_WORK INSTRUCTIONS:_ Work out how many lines of the material contain the string "JSON"; the answer is that number only.

_THE INPUT:_
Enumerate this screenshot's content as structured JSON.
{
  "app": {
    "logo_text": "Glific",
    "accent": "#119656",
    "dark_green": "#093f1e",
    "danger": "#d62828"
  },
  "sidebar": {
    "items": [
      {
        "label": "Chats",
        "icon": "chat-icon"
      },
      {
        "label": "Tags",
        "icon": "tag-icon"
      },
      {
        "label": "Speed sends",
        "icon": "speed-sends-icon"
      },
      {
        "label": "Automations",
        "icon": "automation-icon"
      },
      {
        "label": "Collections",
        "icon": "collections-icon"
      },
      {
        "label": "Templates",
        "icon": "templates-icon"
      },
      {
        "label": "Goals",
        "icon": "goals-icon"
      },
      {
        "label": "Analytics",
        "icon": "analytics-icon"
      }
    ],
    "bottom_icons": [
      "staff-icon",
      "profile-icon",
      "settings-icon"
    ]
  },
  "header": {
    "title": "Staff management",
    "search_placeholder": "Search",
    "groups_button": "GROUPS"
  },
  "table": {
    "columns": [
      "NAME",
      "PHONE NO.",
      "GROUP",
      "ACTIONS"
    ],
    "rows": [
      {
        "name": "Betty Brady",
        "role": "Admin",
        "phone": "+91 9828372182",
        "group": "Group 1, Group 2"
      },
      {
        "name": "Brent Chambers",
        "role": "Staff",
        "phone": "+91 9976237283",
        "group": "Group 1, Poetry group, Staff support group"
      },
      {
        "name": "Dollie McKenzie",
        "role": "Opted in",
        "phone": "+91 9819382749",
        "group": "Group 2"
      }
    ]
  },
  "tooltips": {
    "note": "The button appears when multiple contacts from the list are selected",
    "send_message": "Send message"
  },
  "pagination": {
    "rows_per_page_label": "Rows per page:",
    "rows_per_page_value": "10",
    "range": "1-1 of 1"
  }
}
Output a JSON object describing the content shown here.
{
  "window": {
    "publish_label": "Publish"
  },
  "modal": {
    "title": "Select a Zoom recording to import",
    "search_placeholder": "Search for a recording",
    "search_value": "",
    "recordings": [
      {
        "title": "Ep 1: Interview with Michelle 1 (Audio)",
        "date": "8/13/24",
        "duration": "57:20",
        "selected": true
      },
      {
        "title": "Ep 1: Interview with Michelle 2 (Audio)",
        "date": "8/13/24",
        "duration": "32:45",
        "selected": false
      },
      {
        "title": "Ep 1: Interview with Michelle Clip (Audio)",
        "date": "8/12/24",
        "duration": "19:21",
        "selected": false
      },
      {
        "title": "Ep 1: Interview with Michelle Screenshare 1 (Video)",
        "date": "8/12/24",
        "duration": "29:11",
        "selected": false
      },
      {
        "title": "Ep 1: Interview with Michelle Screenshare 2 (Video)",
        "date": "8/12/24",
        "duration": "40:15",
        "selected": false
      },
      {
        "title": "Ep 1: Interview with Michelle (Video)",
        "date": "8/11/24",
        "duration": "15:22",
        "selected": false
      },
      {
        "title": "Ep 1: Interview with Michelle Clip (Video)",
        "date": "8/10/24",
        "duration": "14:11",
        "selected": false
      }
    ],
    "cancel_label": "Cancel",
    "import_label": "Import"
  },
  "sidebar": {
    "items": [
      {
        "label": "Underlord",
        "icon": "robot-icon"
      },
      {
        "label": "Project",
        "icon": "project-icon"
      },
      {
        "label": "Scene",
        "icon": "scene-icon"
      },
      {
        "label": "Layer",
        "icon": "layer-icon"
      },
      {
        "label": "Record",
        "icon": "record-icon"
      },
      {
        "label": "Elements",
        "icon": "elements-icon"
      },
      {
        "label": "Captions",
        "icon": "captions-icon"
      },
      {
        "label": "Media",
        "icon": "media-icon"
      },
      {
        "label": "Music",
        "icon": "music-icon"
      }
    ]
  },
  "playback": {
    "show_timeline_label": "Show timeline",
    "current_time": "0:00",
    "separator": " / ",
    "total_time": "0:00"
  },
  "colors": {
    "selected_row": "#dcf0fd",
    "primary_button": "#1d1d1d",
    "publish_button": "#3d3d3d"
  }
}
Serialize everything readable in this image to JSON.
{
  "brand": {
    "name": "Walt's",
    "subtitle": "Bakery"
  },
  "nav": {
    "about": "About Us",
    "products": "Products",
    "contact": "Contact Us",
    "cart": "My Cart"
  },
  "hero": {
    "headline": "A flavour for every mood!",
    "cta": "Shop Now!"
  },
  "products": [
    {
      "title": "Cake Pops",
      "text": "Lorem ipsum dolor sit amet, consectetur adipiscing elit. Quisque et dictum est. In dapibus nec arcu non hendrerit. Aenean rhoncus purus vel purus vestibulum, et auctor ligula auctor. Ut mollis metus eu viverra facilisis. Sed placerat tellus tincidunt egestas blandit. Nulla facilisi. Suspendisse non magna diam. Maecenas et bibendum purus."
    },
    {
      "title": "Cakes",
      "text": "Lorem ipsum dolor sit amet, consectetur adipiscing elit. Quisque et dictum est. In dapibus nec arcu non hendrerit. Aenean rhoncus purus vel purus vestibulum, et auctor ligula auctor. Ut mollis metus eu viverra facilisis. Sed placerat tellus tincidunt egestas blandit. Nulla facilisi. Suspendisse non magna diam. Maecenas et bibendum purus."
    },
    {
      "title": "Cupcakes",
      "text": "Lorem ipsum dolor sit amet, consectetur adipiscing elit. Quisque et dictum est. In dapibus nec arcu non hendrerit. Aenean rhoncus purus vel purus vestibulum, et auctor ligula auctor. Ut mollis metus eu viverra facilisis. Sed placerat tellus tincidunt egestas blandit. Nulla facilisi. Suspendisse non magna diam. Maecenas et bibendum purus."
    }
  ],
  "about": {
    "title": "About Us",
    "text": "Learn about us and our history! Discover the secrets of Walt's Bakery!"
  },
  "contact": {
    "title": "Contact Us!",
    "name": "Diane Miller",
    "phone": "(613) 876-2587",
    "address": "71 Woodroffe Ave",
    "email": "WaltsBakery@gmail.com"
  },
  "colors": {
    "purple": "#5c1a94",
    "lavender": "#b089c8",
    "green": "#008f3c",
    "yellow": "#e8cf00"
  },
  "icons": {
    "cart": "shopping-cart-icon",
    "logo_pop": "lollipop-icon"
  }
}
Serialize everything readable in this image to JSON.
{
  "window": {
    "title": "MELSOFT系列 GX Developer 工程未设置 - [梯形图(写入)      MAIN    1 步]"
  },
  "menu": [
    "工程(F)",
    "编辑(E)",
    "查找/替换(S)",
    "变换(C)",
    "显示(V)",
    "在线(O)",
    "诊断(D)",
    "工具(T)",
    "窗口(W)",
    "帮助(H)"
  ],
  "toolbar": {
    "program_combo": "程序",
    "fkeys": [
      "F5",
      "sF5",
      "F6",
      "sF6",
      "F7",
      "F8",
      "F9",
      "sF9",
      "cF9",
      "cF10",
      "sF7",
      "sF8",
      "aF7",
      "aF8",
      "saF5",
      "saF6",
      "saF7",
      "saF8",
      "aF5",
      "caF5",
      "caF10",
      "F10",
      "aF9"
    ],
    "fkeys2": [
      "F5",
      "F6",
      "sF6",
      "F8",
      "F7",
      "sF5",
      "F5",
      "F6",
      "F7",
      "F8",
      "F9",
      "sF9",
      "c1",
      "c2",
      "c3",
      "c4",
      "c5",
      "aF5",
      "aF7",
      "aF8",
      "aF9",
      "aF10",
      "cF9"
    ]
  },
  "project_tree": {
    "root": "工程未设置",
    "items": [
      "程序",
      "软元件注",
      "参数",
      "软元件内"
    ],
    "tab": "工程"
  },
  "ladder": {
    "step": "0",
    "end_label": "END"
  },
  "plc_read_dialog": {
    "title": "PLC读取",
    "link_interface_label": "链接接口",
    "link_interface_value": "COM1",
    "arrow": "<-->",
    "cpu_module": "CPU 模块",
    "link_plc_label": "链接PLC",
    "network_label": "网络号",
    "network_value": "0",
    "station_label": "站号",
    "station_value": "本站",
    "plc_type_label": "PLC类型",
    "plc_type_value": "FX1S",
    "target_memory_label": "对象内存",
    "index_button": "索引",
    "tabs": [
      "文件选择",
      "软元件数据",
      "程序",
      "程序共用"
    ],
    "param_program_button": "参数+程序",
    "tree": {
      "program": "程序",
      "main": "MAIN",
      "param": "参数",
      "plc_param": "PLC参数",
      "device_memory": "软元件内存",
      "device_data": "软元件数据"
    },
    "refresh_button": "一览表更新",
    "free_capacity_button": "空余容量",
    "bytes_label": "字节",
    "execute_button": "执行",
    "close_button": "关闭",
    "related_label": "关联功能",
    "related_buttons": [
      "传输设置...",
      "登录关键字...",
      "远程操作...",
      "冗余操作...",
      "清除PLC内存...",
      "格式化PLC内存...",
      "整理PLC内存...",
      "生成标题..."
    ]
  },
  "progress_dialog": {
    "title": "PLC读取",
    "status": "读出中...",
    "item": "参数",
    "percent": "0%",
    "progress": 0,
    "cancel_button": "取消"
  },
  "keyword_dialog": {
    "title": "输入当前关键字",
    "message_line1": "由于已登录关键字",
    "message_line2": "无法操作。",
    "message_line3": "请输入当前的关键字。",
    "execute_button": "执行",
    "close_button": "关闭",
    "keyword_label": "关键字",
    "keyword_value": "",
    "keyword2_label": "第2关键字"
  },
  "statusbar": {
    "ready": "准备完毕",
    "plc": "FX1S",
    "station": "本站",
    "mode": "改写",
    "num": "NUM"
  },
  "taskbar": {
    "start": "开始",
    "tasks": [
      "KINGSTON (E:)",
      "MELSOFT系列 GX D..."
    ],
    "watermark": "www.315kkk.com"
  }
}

_RESULT OF THIS TASK:_ 4